Stored records:
▬▬▬▬▬▬

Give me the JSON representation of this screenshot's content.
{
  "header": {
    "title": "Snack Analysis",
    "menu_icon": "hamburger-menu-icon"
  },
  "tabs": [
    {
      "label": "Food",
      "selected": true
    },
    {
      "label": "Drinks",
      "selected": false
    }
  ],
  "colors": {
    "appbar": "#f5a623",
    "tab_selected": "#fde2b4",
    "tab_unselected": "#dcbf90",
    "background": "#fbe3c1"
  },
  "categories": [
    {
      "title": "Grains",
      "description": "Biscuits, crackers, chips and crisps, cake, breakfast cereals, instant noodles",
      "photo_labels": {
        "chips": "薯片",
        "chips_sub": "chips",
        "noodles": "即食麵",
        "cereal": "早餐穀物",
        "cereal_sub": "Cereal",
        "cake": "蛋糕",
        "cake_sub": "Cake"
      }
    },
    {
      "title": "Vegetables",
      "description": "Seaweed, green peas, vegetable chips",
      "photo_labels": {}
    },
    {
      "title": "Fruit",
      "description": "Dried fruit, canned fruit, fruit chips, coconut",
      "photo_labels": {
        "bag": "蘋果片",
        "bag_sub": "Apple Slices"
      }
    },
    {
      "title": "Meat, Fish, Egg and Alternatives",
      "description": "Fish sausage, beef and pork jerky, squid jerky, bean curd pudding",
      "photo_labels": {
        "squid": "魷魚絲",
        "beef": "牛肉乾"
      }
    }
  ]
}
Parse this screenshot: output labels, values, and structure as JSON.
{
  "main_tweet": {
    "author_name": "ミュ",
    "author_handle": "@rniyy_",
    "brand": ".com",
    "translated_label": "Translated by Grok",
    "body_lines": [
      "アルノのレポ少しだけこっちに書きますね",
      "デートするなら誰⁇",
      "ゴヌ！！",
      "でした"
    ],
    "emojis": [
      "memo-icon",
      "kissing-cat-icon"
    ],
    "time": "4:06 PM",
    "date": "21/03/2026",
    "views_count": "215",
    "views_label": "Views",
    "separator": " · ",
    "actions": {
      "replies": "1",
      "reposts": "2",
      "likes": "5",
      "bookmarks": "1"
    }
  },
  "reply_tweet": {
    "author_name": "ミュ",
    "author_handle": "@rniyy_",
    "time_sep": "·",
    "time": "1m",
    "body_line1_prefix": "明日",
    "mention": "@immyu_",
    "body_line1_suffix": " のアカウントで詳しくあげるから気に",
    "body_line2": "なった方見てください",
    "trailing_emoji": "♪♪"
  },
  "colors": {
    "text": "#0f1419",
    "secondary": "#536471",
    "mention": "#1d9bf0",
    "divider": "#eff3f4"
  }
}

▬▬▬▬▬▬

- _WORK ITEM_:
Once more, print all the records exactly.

- _EXPECTED OUTPUT_:
Give me the JSON representation of this screenshot's content.
{
  "header": {
    "title": "Snack Analysis",
    "menu_icon": "hamburger-menu-icon"
  },
  "tabs": [
    {
      "label": "Food",
      "selected": true
    },
    {
      "label": "Drinks",
      "selected": false
    }
  ],
  "colors": {
    "appbar": "#f5a623",
    "tab_selected": "#fde2b4",
    "tab_unselected": "#dcbf90",
    "background": "#fbe3c1"
  },
  "categories": [
    {
      "title": "Grains",
      "description": "Biscuits, crackers, chips and crisps, cake, breakfast cereals, instant noodles",
      "photo_labels": {
        "chips": "薯片",
        "chips_sub": "chips",
        "noodles": "即食麵",
        "cereal": "早餐穀物",
        "cereal_sub": "Cereal",
        "cake": "蛋糕",
        "cake_sub": "Cake"
      }
    },
    {
      "title": "Vegetables",
      "description": "Seaweed, green peas, vegetable chips",
      "photo_labels": {}
    },
    {
      "title": "Fruit",
      "description": "Dried fruit, canned fruit, fruit chips, coconut",
      "photo_labels": {
        "bag": "蘋果片",
        "bag_sub": "Apple Slices"
      }
    },
    {
      "title": "Meat, Fish, Egg and Alternatives",
      "description": "Fish sausage, beef and pork jerky, squid jerky, bean curd pudding",
      "photo_labels": {
        "squid": "魷魚絲",
        "beef": "牛肉乾"
      }
    }
  ]
}
Parse this screenshot: output labels, values, and structure as JSON.
{
  "main_tweet": {
    "author_name": "ミュ",
    "author_handle": "@rniyy_",
    "brand": ".com",
    "translated_label": "Translated by Grok",
    "body_lines": [
      "アルノのレポ少しだけこっちに書きますね",
      "デートするなら誰⁇",
      "ゴヌ！！",
      "でした"
    ],
    "emojis": [
      "memo-icon",
      "kissing-cat-icon"
    ],
    "time": "4:06 PM",
    "date": "21/03/2026",
    "views_count": "215",
    "views_label": "Views",
    "separator": " · ",
    "actions": {
      "replies": "1",
      "reposts": "2",
      "likes": "5",
      "bookmarks": "1"
    }
  },
  "reply_tweet": {
    "author_name": "ミュ",
    "author_handle": "@rniyy_",
    "time_sep": "·",
    "time": "1m",
    "body_line1_prefix": "明日",
    "mention": "@immyu_",
    "body_line1_suffix": " のアカウントで詳しくあげるから気に",
    "body_line2": "なった方見てください",
    "trailing_emoji": "♪♪"
  },
  "colors": {
    "text": "#0f1419",
    "secondary": "#536471",
    "mention": "#1d9bf0",
    "divider": "#eff3f4"
  }
}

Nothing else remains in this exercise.